Marcus Iszard likes to hear his phone ring. It usually means that someone needs help — and that’s something he can offer. Iszard, an expert in environmental toxic contaminations, works as director of assessment and as associate professor in pharmacology and toxicology at the UMKC School of Pharmacy. He has appeared on radio and TV stations for locally well-known stories like the proliferation of brain tumors in Cameron, Mo., and an ongoing investigation of environmental contamination at the Bannister Federal Complex in Kansas City.
“I’m representing the University, and I always want to put the University in the best light,” he says. “If I just happen to be a part of the UMKC family and institution, then that’s all well and good.” Iszard brings an energy and an enthusiasm to his work, and also says he tries to work with a sense of humility. He prefers to consider himself a “community resource” rather than a media expert. He says he often receives calls from people who have seen him on a news broadcast, hoping he can answer their personal questions.

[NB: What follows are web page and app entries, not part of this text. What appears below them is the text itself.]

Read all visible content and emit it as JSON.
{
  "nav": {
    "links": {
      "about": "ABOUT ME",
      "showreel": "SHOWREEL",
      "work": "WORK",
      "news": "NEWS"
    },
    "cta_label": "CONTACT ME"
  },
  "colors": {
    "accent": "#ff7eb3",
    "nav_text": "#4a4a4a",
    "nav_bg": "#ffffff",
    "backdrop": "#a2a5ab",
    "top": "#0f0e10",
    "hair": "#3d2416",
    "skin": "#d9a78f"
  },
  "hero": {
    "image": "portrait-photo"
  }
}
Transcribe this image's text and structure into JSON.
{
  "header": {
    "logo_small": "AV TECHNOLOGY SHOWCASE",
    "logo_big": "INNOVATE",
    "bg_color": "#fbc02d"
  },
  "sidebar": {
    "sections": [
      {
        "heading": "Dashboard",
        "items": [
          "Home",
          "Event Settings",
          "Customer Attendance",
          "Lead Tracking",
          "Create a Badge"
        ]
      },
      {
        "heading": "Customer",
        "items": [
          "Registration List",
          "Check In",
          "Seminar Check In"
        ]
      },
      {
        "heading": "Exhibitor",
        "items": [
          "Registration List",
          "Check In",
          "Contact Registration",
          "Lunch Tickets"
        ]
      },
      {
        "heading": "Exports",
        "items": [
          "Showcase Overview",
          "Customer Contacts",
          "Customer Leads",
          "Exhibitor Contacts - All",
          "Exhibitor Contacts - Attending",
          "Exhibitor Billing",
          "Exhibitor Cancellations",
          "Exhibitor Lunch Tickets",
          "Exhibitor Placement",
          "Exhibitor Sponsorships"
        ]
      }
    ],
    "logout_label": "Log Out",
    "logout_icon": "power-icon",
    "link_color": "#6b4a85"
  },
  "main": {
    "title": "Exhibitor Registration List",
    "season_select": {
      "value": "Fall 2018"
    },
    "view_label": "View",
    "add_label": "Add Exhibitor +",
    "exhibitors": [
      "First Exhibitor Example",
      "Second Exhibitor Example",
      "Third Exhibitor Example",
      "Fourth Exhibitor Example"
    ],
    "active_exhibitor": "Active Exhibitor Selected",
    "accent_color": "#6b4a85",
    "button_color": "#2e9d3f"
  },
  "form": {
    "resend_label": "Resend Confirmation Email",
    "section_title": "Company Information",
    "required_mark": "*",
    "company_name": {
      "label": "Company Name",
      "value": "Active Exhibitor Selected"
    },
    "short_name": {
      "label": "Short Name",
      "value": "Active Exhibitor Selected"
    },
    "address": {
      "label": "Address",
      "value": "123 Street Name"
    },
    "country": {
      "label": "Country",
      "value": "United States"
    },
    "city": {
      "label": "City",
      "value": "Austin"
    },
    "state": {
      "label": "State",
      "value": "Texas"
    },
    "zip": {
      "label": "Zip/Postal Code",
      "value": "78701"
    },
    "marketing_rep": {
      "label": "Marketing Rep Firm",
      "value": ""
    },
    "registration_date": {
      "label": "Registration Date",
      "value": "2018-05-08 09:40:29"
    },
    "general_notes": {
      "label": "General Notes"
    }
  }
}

He says he has helped people better understand a medical situation their family member suffered from or given them peace of mind about a loss they have suffered. One woman worried that her father’s death had been a result of exposure to dangerous carcinogens in his workplace. Iszard says he determined that her father’s death had likely been of natural causes. “If I can, I’m always willing to certainly help them,” he says.
Before he came to UMKC, Iszard worked at Xavier University in New Orleans. His research helped uncover issues of ecological damage being done in the city long before Hurricane Katrina in 2005.In October, he will submit his final proposal for a five-year, $1 million grant that he says would help further answer questions about the issues in Cameron. “I’m no big company. I’m a scientist who can hopefully answer some questions on some serious health concerns,” he says. “It could bring peace to those who are most worried and to those who are most affected by this.”